Rep. Bennie Thompson, 74, is the longest serving Black elected official in the state of Mississippi. While the House’s Jan 6. Committee continues its hearing on the pro-Trump insurrection, Thompson has seen history unfold as well as repeat itself. He shared his reaction in his latest statement to the committee, according to ABC News.
Thompson embarked on his activism journey at Tugaloo College, per ABC. He worked on grassroots initiatives to help Black people register to vote. After he graduated in 1968, he continued his work as the first Black mayor of Bolton, Miss. The New York Times wrote in 1993 that as state representative, Thompson was linked to the effort to consolidate Black political power following the passing of the Voting Rights Act of 1965.
He ain’t backed down before and he certainly won’t now.
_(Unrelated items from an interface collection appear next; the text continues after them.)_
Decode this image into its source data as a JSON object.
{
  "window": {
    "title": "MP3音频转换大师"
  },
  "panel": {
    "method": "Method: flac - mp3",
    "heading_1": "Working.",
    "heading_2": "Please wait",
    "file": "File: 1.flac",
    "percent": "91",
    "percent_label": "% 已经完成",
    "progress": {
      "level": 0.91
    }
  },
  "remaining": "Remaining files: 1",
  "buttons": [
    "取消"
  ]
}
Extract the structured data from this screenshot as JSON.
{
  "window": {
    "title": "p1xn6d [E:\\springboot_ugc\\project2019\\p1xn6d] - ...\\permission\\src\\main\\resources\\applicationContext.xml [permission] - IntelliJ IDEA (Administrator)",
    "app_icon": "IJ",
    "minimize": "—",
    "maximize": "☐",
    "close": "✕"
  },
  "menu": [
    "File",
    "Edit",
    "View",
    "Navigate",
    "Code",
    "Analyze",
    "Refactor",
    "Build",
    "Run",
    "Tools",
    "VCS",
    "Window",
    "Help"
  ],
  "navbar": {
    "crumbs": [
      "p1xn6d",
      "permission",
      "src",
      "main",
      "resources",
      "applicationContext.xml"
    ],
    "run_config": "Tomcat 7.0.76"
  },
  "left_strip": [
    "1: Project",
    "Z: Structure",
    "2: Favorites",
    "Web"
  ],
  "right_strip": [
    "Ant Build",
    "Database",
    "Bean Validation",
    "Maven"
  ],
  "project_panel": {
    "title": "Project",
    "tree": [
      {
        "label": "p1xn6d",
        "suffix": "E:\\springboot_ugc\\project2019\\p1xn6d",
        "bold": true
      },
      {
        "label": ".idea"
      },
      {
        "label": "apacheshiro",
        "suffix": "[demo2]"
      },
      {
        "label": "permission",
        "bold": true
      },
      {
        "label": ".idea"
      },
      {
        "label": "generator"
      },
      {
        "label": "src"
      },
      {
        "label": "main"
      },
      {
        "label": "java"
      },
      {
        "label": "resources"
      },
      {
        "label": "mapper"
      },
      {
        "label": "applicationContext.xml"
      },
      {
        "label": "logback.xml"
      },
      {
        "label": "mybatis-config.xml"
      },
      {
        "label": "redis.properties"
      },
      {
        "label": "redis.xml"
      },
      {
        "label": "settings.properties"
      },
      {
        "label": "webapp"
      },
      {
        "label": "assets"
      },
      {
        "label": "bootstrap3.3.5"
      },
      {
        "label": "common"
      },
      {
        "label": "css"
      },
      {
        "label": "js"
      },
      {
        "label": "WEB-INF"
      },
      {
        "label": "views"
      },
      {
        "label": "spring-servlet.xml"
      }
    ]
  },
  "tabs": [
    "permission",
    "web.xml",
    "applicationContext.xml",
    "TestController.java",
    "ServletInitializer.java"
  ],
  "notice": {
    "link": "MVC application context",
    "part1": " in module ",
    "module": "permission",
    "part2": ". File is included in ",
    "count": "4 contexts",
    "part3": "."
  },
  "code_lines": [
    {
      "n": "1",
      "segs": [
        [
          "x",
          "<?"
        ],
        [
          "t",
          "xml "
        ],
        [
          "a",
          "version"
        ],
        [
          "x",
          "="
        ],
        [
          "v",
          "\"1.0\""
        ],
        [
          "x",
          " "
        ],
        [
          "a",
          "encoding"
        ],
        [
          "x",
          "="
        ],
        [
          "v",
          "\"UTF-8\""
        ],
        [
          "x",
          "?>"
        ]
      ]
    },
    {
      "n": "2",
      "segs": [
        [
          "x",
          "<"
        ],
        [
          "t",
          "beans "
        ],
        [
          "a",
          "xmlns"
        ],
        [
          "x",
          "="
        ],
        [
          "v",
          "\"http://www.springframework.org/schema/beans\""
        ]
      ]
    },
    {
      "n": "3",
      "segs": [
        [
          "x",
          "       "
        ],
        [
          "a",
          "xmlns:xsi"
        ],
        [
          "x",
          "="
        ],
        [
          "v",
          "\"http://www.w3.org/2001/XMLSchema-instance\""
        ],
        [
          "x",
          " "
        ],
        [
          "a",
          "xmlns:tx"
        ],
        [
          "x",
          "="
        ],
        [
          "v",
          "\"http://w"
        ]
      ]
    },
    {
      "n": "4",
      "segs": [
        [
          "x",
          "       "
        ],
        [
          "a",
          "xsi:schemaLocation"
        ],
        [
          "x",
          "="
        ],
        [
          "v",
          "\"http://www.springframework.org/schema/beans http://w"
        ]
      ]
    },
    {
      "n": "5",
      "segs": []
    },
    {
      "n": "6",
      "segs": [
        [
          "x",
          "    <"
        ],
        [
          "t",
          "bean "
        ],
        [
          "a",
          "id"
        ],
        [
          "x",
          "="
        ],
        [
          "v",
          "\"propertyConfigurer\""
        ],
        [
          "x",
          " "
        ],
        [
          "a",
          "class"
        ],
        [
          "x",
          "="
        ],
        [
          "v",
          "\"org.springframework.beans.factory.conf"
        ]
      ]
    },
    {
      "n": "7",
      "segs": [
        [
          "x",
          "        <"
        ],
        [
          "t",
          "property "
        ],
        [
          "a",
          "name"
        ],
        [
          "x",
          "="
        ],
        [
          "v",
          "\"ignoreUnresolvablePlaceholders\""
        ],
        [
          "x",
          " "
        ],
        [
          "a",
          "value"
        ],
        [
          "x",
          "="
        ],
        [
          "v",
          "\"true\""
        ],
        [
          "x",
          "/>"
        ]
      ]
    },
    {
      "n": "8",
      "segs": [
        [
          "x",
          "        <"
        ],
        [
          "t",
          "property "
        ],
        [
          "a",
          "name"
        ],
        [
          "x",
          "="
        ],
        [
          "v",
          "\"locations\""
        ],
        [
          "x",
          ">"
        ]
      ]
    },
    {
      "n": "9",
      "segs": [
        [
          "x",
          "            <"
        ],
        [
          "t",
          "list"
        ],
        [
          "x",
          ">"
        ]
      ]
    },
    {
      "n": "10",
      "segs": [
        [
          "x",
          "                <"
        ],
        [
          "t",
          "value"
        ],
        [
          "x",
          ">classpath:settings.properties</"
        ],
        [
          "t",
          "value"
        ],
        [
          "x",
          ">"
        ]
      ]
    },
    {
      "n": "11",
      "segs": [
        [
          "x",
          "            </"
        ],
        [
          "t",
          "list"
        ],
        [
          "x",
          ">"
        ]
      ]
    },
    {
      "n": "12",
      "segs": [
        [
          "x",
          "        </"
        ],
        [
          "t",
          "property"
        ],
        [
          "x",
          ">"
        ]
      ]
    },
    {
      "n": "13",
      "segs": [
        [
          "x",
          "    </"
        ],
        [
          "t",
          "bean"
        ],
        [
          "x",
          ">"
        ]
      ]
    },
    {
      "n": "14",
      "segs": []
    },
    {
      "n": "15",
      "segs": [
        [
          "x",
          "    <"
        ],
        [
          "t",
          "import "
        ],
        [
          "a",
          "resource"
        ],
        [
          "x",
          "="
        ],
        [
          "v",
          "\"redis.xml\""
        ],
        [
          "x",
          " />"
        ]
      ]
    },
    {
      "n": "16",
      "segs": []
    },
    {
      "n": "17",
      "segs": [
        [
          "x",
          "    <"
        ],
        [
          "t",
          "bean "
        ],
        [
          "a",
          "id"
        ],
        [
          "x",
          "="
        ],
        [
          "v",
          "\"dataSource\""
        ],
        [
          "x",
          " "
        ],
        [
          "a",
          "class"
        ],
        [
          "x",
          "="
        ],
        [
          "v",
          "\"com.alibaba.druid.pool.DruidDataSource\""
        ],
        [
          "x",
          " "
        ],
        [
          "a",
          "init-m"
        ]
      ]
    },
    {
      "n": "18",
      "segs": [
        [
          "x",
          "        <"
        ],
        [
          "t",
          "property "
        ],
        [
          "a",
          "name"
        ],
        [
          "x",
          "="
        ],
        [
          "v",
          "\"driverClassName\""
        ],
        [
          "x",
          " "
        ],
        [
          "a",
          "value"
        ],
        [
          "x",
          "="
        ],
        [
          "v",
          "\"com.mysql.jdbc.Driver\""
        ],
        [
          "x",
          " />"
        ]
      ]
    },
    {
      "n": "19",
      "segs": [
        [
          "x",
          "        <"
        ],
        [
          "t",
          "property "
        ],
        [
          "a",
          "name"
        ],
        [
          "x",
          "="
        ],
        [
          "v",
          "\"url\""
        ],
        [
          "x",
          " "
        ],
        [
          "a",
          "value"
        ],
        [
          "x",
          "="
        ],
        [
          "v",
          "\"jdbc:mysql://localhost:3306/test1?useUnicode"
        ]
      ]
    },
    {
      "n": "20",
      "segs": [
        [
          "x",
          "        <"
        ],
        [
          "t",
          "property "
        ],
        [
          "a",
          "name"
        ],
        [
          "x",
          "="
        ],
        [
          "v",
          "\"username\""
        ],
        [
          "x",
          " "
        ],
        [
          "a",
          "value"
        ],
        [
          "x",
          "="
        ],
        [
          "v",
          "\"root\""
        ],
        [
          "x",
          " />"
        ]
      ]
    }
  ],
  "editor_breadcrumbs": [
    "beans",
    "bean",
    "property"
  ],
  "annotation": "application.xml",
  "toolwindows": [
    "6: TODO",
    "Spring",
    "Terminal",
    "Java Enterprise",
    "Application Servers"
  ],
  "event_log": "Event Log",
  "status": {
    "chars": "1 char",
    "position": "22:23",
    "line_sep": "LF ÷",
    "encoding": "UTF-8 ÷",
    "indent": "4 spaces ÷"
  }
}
“People I know fought and died in this country for me to have the right to represent them and for them to have the right to vote. I’m not going to let any insurrectionist, rioter, crazy person come here and take this pin,” he told CNN last month, referring to the warning his congressional pin would make him a target for rioters.
More on Thompson from ABC News:
“I am from a part of the country where people justified the actions of slavery, the Ku Klux Klan and lynching. I’m reminded of that dark history as I hear voices today try and justify the actions of insurrectionists on Jan. 6, 2021,” he said.
He knew democracy wasn’t a given. His father didn’t live to see the day the Civil Rights Act changed access to democracy for Black Americans. And Thompson was raised in Mississippi in the shadow of Jim Crow.
“I take nothing for granted,” he told the Jackson Free Press in 2012. “My first school I attended in this town was called Bolton Colored School. I walked past Bolton School to get to Bolton Colored School. My mama and daddy worked, paid taxes, but their son had to attend an inferior school. That’s history. I don’t ever want history to repeat itself. To that extent, I have always been a champion of making our system of government work for everybody.”
As often as younger generations may complain about the old heads in the government, there are some who are on our side and have been even before we were born. Thompson said leading the investigation into the Capitol riot is a reminder to voters of what they almost lost - a right Black people fought and died for.
For Thompson, this is a full circle moment.
“Our democracy is at stake. We have to defend our democracy. We have to defend our government,” said Thompson via ABC.